The Top 25 Power Ballads
Heavy Metal musicians love power ballads, mostly because they made a lot of money with them and they're afraid if they speak ill of them someone's going to repossess their cars. Fact: these songs paid for hairspray, makeup, platform boots, dry ice and, eventually, rehab. That kids are rediscovering the "magic" of the era isn't surprising when you consider how many kids in the 1980s were rediscovering the Grateful Dead.
At this point, I'm hoarding my Pearl Jam memories just so I will able to eBay my mind and retire in a few years. Can you stand it? I remember a world without the Stone Temple Pilots! It really existed. Just as there was once a world without Bon Jovi.
This list runs the gamut. From terrible to tolerable!
25) "Love Hurts" -- Nazareth: I know what you're thinking. You're thinking, "But, Rob, this isn't from the 1980s. This version of the Boudleaux Bryant ballad, once recorded by the Everly Brothers, was recorded by the Scottish rock band Nazareth in 1975 and became a huge hit in early 1976! How is this a power ballad?" To which I reply, "Astutely observed, young master, but this song is the perfect antecedent to the entire genre and we all know how much we must love our antecedents here at List of the Day! Wait until you see #1!"
24) "Headed For A Heartbreak" -- Winger: Boy, does this bring back memories! This was when they made music that you could listen to with the sound off and still have a great time! This video sounds particularly good while blasting Husker Du, who never had the money to hire women so professionally good-looking to be in their videos.

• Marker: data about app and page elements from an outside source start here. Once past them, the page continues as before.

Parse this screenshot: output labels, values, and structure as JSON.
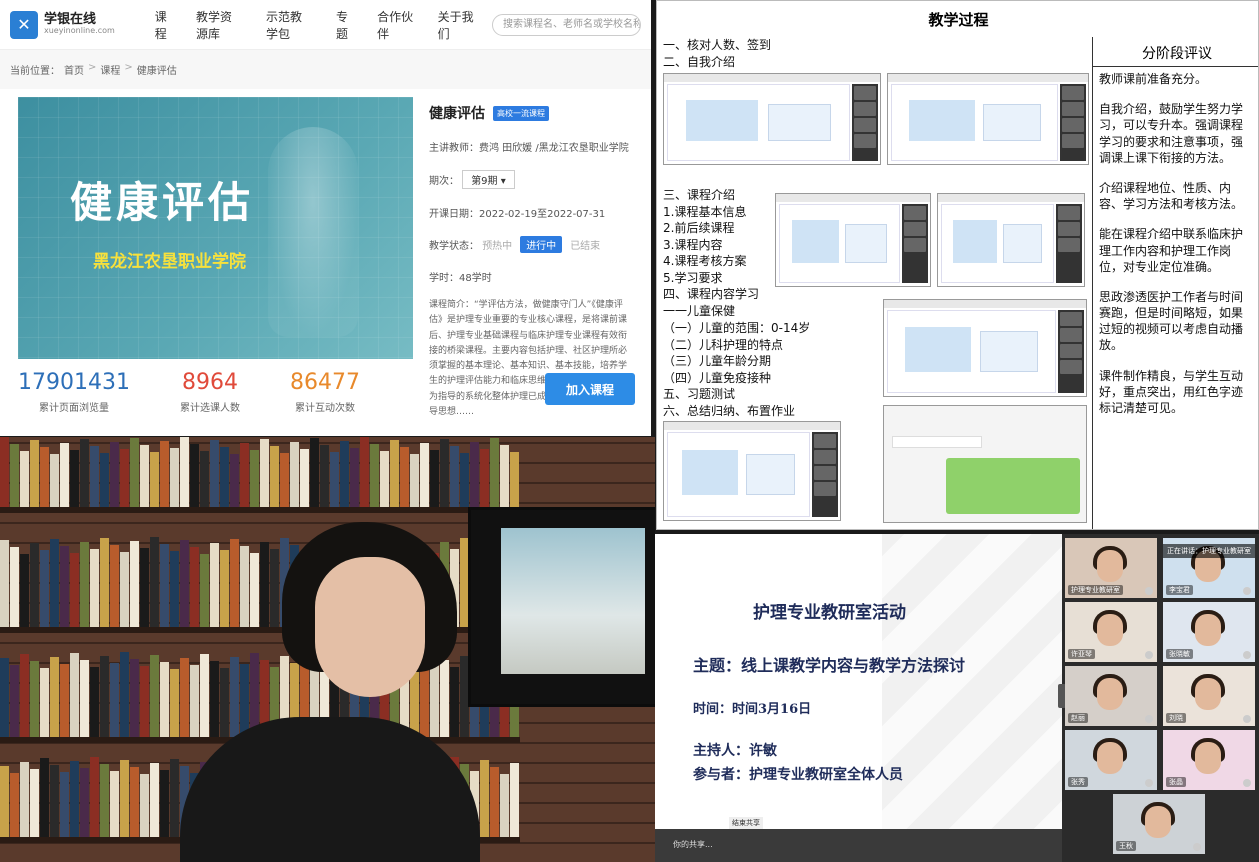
{
  "web": {
    "logo_cn": "学银在线",
    "logo_en": "xueyinonline.com",
    "nav": [
      "课程",
      "教学资源库",
      "示范教学包",
      "专题",
      "合作伙伴",
      "关于我们"
    ],
    "search_placeholder": "搜索课程名、老师名或学校名称",
    "crumb": [
      "当前位置：",
      "首页",
      "课程",
      "健康评估"
    ],
    "cover_title": "健康评估",
    "cover_school": "黑龙江农垦职业学院",
    "course_title": "健康评估",
    "badge": "高校一流课程",
    "teacher_row": "主讲教师：费鸿 田欣媛 /黑龙江农垦职业学院",
    "term_label": "期次：",
    "term_value": "第9期",
    "date_row": "开课日期：2022-02-19至2022-07-31",
    "status_label": "教学状态：",
    "status_before": "预热中",
    "status_now": "进行中",
    "status_after": "已结束",
    "hours_row": "学时：48学时",
    "intro": "课程简介：“学评估方法，做健康守门人”《健康评估》是护理专业重要的专业核心课程，是将课前课后、护理专业基础课程与临床护理专业课程有效衔接的桥梁课程。主要内容包括护理、社区护理所必须掌握的基本理论、基本知识、基本技能，培养学生的护理评估能力和临床思维能力，并以护理程序为指导的系统化整体护理已成为现代护理模式的主导思想……",
    "stats": [
      {
        "value": "17901431",
        "label": "累计页面浏览量",
        "color": "#2d6fb8"
      },
      {
        "value": "8964",
        "label": "累计选课人数",
        "color": "#e04a3a"
      },
      {
        "value": "86477",
        "label": "累计互动次数",
        "color": "#e8892b"
      }
    ],
    "join_label": "加入课程"
  },
  "doc": {
    "title": "教学过程",
    "col_title": "分阶段评议",
    "outline_a": [
      "一、核对人数、签到",
      "二、自我介绍"
    ],
    "outline_b": [
      "三、课程介绍",
      "1.课程基本信息",
      "2.前后续课程",
      "3.课程内容",
      "4.课程考核方案",
      "5.学习要求",
      "四、课程内容学习",
      "一一儿童保健"
    ],
    "outline_c": [
      "（一）儿童的范围：0-14岁",
      "（二）儿科护理的特点",
      "（三）儿童年龄分期",
      "（四）儿童免疫接种",
      "五、习题测试",
      "六、总结归纳、布置作业"
    ],
    "evals": [
      "教师课前准备充分。",
      "自我介绍，鼓励学生努力学习，可以专升本。强调课程学习的要求和注意事项，强调课上课下衔接的方法。",
      "介绍课程地位、性质、内容、学习方法和考核方法。",
      "能在课程介绍中联系临床护理工作内容和护理工作岗位，对专业定位准确。",
      "思政渗透医护工作者与时间赛跑，但是时间略短，如果过短的视频可以考虑自动播放。",
      "课件制作精良，与学生互动好，重点突出，用红色字迹标记清楚可见。"
    ]
  },
  "meeting": {
    "slide_title": "护理专业教研室活动",
    "slide_theme": "主题：线上课教学内容与教学方法探讨",
    "slide_time": "时间：时间3月16日",
    "slide_host": "主持人：许敏",
    "slide_part": "参与者：护理专业教研室全体人员",
    "share_badge": "结束共享",
    "sharing_text": "你的共享...",
    "notice": "正在讲话：护理专业教研室",
    "participants": [
      "护理专业教研室",
      "李宝君",
      "许亚琴",
      "张晓敏",
      "赵丽",
      "刘晓",
      "张秀",
      "张晶",
      "王秋"
    ]
  }
}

23) "Alone Again" -- Dokken: Not to be confused with Arthur Lee's fine track "Alone Again Or" or Gilbert O'Sullivan's "Alone Again (Naturally)," "Alone Again" is the kind of ballad that spurs YouTube commentators to say things like "I own the High n Dry album, and The Blizzard of Ozz" and "I know that I'm a good man, a good man knows his musics, 80s is all good." I cannot compete against such insights!
22) "High Enough" -- Damn Yankees: Again, a YouTube-er nails it: "I was 7 years old and my mom used to play this in her Camaro on the way home from school just for me." WIthout a Camaro, this song really makes less sense. It is best noted for being Ted Nugent's first top 10 hit.